Why Science Matters DRAFT – NOT COMPLETE AT THIS POINT What Am I Writing About? About medicine, all we know of any practical consequence more than what was said in Babylon comes from science as practiced in the West since Harvey and Galileo. And, of all topics in medicine, my rather global and presently unsupported assertion applies remarkably to our common project here, the prevention of kidney stones. To say this more exactly, rational, modern, effective kidney stone prevention arises naturally from knowing what crystals make kidney stones and what forces drive such crystals to form. Prevention arises from cause, cause from science. Why Am I Writing This? Few would doubt that science drives medical progress, so why have I … Continued

I have no illusions this will have mass appeal, but the topic is important and many patients may have an interest in how medicine and science work together in general and in this disease as a particular example. Unlike the rest of this site where I am redacting and elaborating well known themes, here I am forced into originality by the general poverty of writing on the subject. For those who like this kind of writing, the Site Logic Page is its natural home. For those who do not – no doubt a vast majority – pass by.

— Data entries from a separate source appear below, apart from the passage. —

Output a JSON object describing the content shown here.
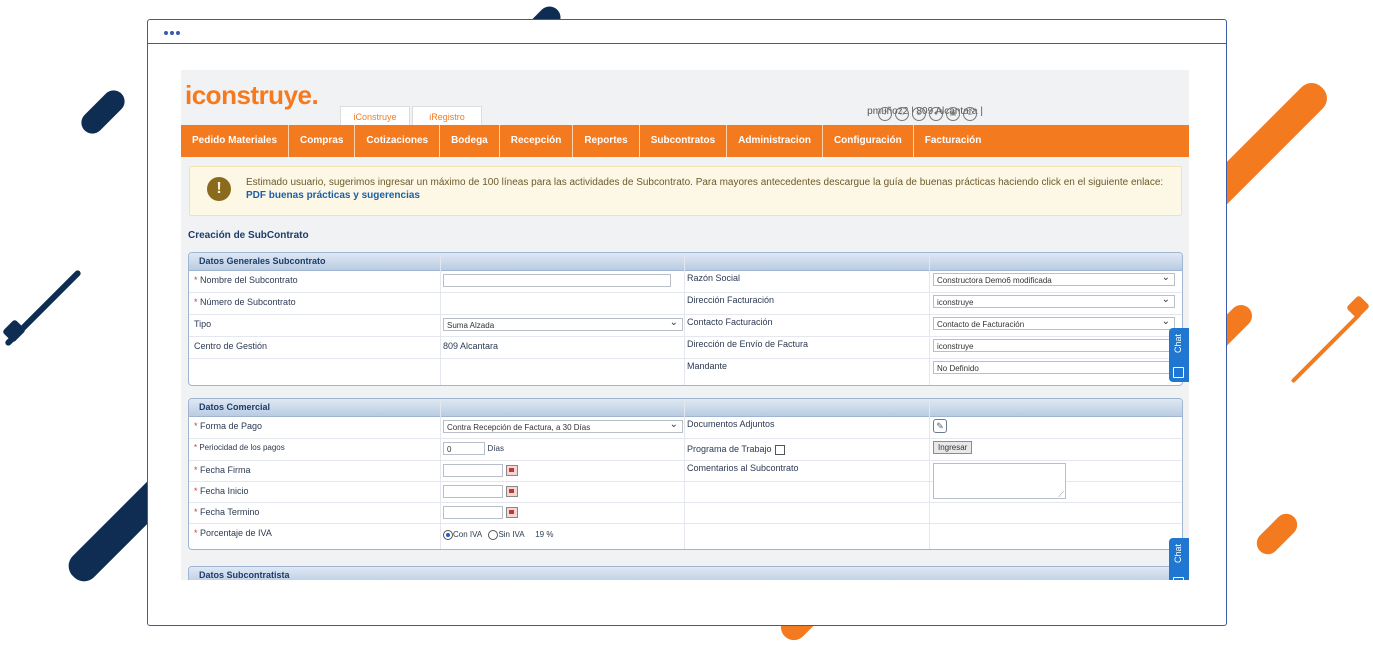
{
  "brand": {
    "logo": "iconstruye.",
    "accent": "#f47a1f",
    "navy": "#0f2d52"
  },
  "top_tabs": [
    "iConstruye",
    "iRegistro"
  ],
  "userbar": {
    "text": "pmuñoz2 | 809 Alcantara |"
  },
  "user_icons": [
    "help-icon",
    "home-icon",
    "settings-icon",
    "user-icon",
    "lock-icon",
    "power-icon"
  ],
  "nav": [
    "Pedido Materiales",
    "Compras",
    "Cotizaciones",
    "Bodega",
    "Recepción",
    "Reportes",
    "Subcontratos",
    "Administracion",
    "Configuración",
    "Facturación"
  ],
  "notice": {
    "text": "Estimado usuario, sugerimos ingresar un máximo de 100 líneas para las actividades de Subcontrato. Para mayores antecedentes descargue la guía de buenas prácticas haciendo click en el siguiente enlace:",
    "link": "PDF buenas prácticas y sugerencias"
  },
  "page_title": "Creación de SubContrato",
  "general": {
    "title": "Datos Generales Subcontrato",
    "nombre_label": "Nombre del Subcontrato",
    "numero_label": "Número de Subcontrato",
    "tipo_label": "Tipo",
    "tipo_value": "Suma Alzada",
    "centro_label": "Centro de Gestión",
    "centro_value": "809 Alcantara",
    "razon_label": "Razón Social",
    "razon_value": "Constructora Demo6 modificada",
    "direccion_label": "Dirección Facturación",
    "direccion_value": "iconstruye",
    "contacto_label": "Contacto Facturación",
    "contacto_value": "Contacto de Facturación",
    "envio_label": "Dirección de Envío de Factura",
    "envio_value": "iconstruye",
    "mandante_label": "Mandante",
    "mandante_value": "No Definido"
  },
  "comercial": {
    "title": "Datos Comercial",
    "forma_label": "Forma de Pago",
    "forma_value": "Contra Recepción de Factura, a 30 Días",
    "periodicidad_label": "Periocidad de los pagos",
    "periodicidad_value": "0",
    "dias_label": "Días",
    "firma_label": "Fecha Firma",
    "inicio_label": "Fecha Inicio",
    "termino_label": "Fecha Termino",
    "iva_label": "Porcentaje de IVA",
    "con_iva": "Con IVA",
    "sin_iva": "Sin IVA",
    "iva_pct": "19 %",
    "docs_label": "Documentos Adjuntos",
    "programa_label": "Programa de Trabajo",
    "ingresar_label": "Ingresar",
    "comentarios_label": "Comentarios al Subcontrato"
  },
  "subcontratista": {
    "title": "Datos Subcontratista"
  },
  "chat_label": "Chat"
}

I have alluded to objectives in my discussion of applied, basic, and empirical science, which was a good place for their first mention but too narrow for a proper exposition. They are in the first case an expression of need, in the second case of desire, and in the third arise from perhaps an altogether different source. Here I am concerned with objectives of applied medical science. CLASSES OF NEEDS What can be the perceived needs of medicine but treatments, prevention, tests – to aid diagnosis or prognosis, methods, techniques and devices? EXAMPLES OF EACH CLASS Consider a patient with calcium oxalate stones not due to systemic disease, ‘idiopathic’ stones. Treatments This refers to stones present; they are there and surgeons need … Continued

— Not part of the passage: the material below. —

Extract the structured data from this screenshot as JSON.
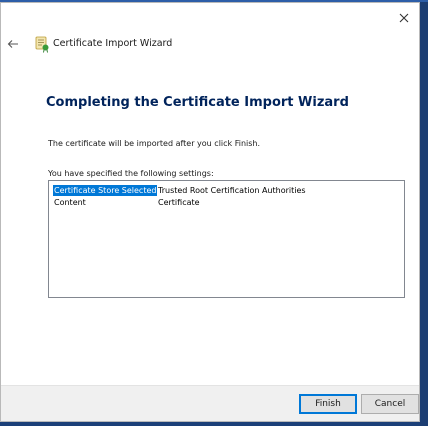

WHAT IS THE QUESTION? I understand that some physicians are skilled basic scientists, and that many physicians enjoy reading about basic science. But how does a knowledge of basic science benefit the patients of physicians who have such knowledge? There are two parts to this question. How can being a basic scientist benefit a physician in the practice of medicine, and how can a knowledge of the results of basic science benefit a physician in the practice of medicine. Of these two, I mean to consider only the second: How does a knowledge of basic science results benefit the practice of medicine. Of course, here, I mean practice of medicine concerned with kidney stones – the disease within the province of this site … Continued

Three Sciences of Medicine Certainly we all agree that modern medicine takes its power from science. One kind of science concerns how we can do things. Let me call it ‘applied science’ for want of a name. The other kind concerns how nature does things. This is often called ‘basic science’ or ‘natural science’. Drug development and drug trials are obvious examples of the first. Mechanisms of disease are examples of the second. These statements are so obvious I hesitate to make them, yet in such phrases as ‘evidence based medicine’, ‘basic vs. applied science’, ‘personalized medicine’, and ‘translational research’ the distinction, itself perfectly clear, can blur. If basic science seeks to learn how nature does things, empirical science seeks to … Continued